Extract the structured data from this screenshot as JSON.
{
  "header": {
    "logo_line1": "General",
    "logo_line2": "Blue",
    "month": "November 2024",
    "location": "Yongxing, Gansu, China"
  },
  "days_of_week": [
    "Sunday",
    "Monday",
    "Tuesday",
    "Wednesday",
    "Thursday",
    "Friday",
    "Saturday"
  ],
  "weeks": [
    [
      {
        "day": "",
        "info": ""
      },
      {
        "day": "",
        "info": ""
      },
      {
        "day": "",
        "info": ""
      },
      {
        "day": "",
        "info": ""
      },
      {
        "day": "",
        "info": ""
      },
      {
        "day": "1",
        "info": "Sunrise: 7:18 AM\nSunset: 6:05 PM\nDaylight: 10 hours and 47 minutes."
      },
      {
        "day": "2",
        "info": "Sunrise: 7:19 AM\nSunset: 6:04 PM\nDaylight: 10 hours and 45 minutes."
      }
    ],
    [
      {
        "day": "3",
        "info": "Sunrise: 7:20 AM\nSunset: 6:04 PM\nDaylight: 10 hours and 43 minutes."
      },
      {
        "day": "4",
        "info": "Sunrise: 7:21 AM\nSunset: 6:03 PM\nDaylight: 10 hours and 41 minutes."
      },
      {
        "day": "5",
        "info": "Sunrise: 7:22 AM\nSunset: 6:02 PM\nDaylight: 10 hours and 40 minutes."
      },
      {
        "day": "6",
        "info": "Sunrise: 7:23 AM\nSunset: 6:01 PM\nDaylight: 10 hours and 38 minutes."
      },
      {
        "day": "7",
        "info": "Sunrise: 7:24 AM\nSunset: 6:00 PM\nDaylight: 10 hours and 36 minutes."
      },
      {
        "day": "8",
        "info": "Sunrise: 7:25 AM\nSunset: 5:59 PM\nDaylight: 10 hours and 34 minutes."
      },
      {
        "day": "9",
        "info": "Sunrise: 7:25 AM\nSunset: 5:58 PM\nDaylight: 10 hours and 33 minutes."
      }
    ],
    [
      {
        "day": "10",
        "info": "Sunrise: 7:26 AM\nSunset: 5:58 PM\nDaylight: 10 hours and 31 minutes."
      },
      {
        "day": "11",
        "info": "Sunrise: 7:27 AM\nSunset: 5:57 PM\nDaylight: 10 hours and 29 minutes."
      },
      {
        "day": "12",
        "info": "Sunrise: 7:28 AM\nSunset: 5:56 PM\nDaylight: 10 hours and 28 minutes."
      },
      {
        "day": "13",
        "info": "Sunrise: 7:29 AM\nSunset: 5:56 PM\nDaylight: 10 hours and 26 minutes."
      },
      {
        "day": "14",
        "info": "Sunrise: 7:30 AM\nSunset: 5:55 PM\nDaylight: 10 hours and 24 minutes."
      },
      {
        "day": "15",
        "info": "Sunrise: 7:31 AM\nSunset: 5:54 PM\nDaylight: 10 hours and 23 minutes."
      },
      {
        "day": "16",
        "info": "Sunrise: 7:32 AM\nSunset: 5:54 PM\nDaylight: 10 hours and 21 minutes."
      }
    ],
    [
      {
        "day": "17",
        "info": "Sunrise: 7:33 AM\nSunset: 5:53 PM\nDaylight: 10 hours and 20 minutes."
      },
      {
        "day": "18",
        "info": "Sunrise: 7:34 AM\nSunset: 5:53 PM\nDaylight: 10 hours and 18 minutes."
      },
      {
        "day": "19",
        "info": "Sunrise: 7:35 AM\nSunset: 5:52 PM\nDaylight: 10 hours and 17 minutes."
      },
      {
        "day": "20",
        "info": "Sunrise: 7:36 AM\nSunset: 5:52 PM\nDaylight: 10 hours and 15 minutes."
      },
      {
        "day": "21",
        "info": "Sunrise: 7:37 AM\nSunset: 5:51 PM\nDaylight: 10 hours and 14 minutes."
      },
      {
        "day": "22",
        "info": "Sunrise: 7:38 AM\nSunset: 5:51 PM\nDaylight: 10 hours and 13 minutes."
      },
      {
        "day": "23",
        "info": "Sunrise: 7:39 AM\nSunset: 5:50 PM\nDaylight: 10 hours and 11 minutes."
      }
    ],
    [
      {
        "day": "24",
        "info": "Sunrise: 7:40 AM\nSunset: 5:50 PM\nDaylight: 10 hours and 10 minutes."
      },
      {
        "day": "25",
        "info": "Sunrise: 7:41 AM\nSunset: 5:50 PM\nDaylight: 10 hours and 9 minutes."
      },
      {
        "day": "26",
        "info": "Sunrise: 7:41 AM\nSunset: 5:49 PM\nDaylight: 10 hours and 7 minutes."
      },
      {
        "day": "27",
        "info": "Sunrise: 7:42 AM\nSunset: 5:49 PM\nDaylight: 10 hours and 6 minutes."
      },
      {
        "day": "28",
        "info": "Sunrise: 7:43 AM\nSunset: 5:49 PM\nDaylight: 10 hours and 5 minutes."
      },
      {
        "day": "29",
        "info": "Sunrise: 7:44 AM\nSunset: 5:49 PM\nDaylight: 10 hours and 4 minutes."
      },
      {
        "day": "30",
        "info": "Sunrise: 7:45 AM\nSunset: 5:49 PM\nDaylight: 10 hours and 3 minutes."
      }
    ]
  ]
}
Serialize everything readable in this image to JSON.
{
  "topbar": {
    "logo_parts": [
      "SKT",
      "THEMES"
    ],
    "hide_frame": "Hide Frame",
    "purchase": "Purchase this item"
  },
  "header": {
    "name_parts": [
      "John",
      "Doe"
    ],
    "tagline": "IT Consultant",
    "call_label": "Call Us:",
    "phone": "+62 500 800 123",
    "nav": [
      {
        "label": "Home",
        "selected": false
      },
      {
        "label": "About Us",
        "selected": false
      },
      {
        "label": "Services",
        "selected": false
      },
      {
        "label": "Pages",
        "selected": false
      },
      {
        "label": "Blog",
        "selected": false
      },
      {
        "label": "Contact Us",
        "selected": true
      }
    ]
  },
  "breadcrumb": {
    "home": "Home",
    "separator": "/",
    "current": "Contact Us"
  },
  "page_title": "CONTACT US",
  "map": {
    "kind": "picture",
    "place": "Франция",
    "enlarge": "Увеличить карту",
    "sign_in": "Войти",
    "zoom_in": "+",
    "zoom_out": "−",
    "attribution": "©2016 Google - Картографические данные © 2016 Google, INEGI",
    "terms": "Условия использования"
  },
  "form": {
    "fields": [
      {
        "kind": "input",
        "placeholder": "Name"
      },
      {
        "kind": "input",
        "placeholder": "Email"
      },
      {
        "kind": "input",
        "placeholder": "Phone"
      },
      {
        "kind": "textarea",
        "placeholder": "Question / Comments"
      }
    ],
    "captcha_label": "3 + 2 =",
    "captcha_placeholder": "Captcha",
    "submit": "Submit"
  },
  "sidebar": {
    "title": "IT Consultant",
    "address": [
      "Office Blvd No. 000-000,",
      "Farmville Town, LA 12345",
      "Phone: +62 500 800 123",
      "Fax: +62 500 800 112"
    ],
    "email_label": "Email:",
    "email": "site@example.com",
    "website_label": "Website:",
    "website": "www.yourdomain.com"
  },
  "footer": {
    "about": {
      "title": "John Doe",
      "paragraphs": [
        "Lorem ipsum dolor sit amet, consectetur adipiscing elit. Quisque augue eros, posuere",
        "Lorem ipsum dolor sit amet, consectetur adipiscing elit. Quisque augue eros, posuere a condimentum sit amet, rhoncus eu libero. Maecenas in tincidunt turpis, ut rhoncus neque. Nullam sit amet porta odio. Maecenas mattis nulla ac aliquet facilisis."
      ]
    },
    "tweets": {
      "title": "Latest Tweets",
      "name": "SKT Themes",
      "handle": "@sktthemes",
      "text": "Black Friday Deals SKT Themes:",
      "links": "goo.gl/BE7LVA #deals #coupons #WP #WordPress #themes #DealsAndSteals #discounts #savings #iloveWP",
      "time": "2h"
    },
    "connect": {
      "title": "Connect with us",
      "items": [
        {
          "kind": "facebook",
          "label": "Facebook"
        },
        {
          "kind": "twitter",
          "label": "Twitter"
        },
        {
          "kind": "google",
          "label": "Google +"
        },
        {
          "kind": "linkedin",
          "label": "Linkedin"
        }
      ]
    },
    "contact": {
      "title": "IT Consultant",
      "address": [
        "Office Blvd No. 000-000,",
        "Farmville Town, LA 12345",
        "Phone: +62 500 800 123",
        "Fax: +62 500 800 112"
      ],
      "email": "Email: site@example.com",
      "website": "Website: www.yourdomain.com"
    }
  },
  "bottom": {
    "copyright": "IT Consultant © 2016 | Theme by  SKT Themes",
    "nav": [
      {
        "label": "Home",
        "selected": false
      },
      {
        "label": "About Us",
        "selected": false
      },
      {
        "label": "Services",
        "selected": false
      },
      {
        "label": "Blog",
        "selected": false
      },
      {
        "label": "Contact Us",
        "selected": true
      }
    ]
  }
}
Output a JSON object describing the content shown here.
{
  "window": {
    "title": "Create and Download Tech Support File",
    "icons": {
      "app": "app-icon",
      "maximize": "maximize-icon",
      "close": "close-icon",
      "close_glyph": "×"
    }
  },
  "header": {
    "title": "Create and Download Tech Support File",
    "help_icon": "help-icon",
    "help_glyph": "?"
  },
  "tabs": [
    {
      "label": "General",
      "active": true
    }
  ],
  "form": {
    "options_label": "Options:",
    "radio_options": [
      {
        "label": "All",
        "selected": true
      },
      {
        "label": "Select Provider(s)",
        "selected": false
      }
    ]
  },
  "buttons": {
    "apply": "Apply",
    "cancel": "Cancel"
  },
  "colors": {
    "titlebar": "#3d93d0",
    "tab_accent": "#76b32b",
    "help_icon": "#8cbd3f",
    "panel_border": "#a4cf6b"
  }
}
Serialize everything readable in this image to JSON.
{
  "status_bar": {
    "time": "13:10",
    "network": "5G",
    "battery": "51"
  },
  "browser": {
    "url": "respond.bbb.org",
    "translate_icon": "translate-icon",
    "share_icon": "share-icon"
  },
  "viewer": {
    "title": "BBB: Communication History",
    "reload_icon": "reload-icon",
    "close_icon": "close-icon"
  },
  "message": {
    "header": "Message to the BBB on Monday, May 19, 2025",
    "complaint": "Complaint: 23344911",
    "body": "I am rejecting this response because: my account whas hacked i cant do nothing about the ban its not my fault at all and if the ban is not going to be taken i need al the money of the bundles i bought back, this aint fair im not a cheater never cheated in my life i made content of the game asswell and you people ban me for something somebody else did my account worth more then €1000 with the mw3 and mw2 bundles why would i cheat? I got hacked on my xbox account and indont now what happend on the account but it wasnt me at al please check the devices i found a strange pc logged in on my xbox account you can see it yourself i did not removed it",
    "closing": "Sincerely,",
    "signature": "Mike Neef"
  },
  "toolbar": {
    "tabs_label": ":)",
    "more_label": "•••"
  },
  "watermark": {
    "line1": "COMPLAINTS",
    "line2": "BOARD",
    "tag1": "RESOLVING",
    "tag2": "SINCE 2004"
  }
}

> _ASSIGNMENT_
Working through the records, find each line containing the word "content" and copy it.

> _ANSWER SECTION_
Output a JSON object describing the content shown here.
    "body": "I am rejecting this response because: my account whas hacked i cant do nothing about the ban its not my fault at all and if the ban is not going to be taken i need al the money of the bundles i bought back, this aint fair im not a cheater never cheated in my life i made content of the game asswell and you people ban me for something somebody else did my account worth more then €1000 with the mw3 and mw2 bundles why would i cheat? I got hacked on my xbox account and indont now what happend on the account but it wasnt me at al please check the devices i found a strange pc logged in on my xbox account you can see it yourself i did not removed it",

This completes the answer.